Some of them have thrived, but one of the problems is that the players can’t join the team until usually the third or fourth week of the season.

And then they have to be integrated into the lineup, possibly taking the spot of a college player that has been playing for the first three weeks. College coaches will often try to coax FCBL teams into taking them as the “price” to getting them to send another player that a team may covet.

Thus Neverett, if he were returning, made this statement:

“I wouldn’t take any high school kids,” Neverett said, “because I’ve got to wait three weeks to get them here half the time.”

And Neverett had another bold solution, to ensure more of a committement from the players:

“I would actually take fewer local kids,” he said. “Because, here’s the thing that people don’t know about the local guys: Mom and Dad would say they have a family outing on a Sunday, they’re going to stay home.”

Neverett gave the example of a player or player from the general area who couldn’t make a road trip because he was away with family.

“People don’t notice it,” Neverett said, “but when (a starting player) tells you before a trip to Pittsfield that he’s away in Maine with his family, it’s a little unnerving,” he said. “And now you’re going over there without him, and you’d wonder why things go the way they go.”

The other major issue Neverett sees that has to be improved – and this has been talked about in print often – is housing.

“I’d have to have a lot of housing,” Neverett said. “I can get kids from all over the country, but without housing…”

Neverett says most of the other FCBL teams don’t have that issue. Brockton’s roster in the final week had players from Illinois, Florida, California, etc.

“The other teams are doing pretty good with that,” Neverett said. “Look at Brockton, they’ve got tons of kids (from out of the region).”

What’s the secret?

“I don’t know, I don’t have any idea,” Neverett said. “The team was paying the host families per kid, had a stipend, we’ve tried everything. It’s one of those things, I’ve had a hard time dealing with it. It’s hard to put a roster together to compete at this level.”

A couple of years ago, Nashua finished the regular season one game below .500 but Neverett was able to acquire a few players after some other summer leagues had ended (or who left their teams for whatever reason) to make a difference down the stretch.

“The luck of the draw wasn’t good to us,” Neverett said. “In the past we’ve patched some guys in here, they were really good, really talented, and this year it’s not quite that caliber.”
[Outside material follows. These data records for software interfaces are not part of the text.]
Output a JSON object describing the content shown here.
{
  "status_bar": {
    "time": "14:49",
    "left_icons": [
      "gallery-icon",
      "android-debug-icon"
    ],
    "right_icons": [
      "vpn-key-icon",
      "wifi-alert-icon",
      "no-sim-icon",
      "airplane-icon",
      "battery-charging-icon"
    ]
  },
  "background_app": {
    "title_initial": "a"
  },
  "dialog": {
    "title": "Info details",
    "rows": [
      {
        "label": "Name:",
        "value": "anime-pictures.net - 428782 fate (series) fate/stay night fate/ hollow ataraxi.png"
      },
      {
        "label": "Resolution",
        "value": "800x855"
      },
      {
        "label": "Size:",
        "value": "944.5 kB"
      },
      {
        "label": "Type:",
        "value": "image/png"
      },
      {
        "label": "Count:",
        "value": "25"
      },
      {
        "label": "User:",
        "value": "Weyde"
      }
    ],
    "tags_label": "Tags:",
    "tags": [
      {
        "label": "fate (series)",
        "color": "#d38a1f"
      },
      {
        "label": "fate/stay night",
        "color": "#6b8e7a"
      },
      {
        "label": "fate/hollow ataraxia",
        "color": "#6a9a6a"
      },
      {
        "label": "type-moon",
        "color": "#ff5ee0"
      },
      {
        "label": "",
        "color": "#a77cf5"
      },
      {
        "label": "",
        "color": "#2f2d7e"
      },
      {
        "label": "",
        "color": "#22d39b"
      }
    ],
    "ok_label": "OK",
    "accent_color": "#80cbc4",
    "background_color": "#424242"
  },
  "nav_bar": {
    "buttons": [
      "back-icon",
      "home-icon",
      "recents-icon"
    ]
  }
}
And thus the last two seasons have been struggles. Nashua hasn’t finished above .500 since 2016.

“It hasn’t been what I’d hoped for,” Neverett said. “The fans hold us in high regard because they had it pretty good.

“It’s going to happen agan, because this is a great venue. It’s just getting the right guys here. Get the right players.

“You’ve got to stay healthy. The last two years it’s been a mess because of the health, I don’t know why. Some of them come here hurt.”

The FCBL had a better year, it seemed, in overall talent than in 2018. The caliber of play seemed much better. Nashua partook in that to a point with players like top hitters Dylan Jones, Kyle Sandstrom (.320, arguable the team’s best all-around player), and Ben Irvine – the latter a University of Maryland player, showing that top schools will send here – providing some fun talent to watch.

Who will return? Well, first, things have to start with Neverett’s two jobs, which have a chance to go to two separate people for the first time in five years. There are signs within the organization that pitching coach Kyle Jackson would likely succeed Neverett in the dugout. Whoever takes over the player personnel part of Neverett’s job, whether it be Jackson or someone else, will have to determine fairly quickly whether to renew rights/offer agreements to players they potentially want back. Some 24 of the players who were on the roster for last Monday’s playoff game are eligible to return. Unfortunately Sandstrom isn’t one of them; even if he does have one more year of college eligiblity beyond 2019-20 he has played in a different summer league every year.

“The league is good,” Neverett said. “There are a lot of good players in this league that are going to get drafted when there time comes.”

And now the time has come for another person or persons to try to get Nashua back to its championship past.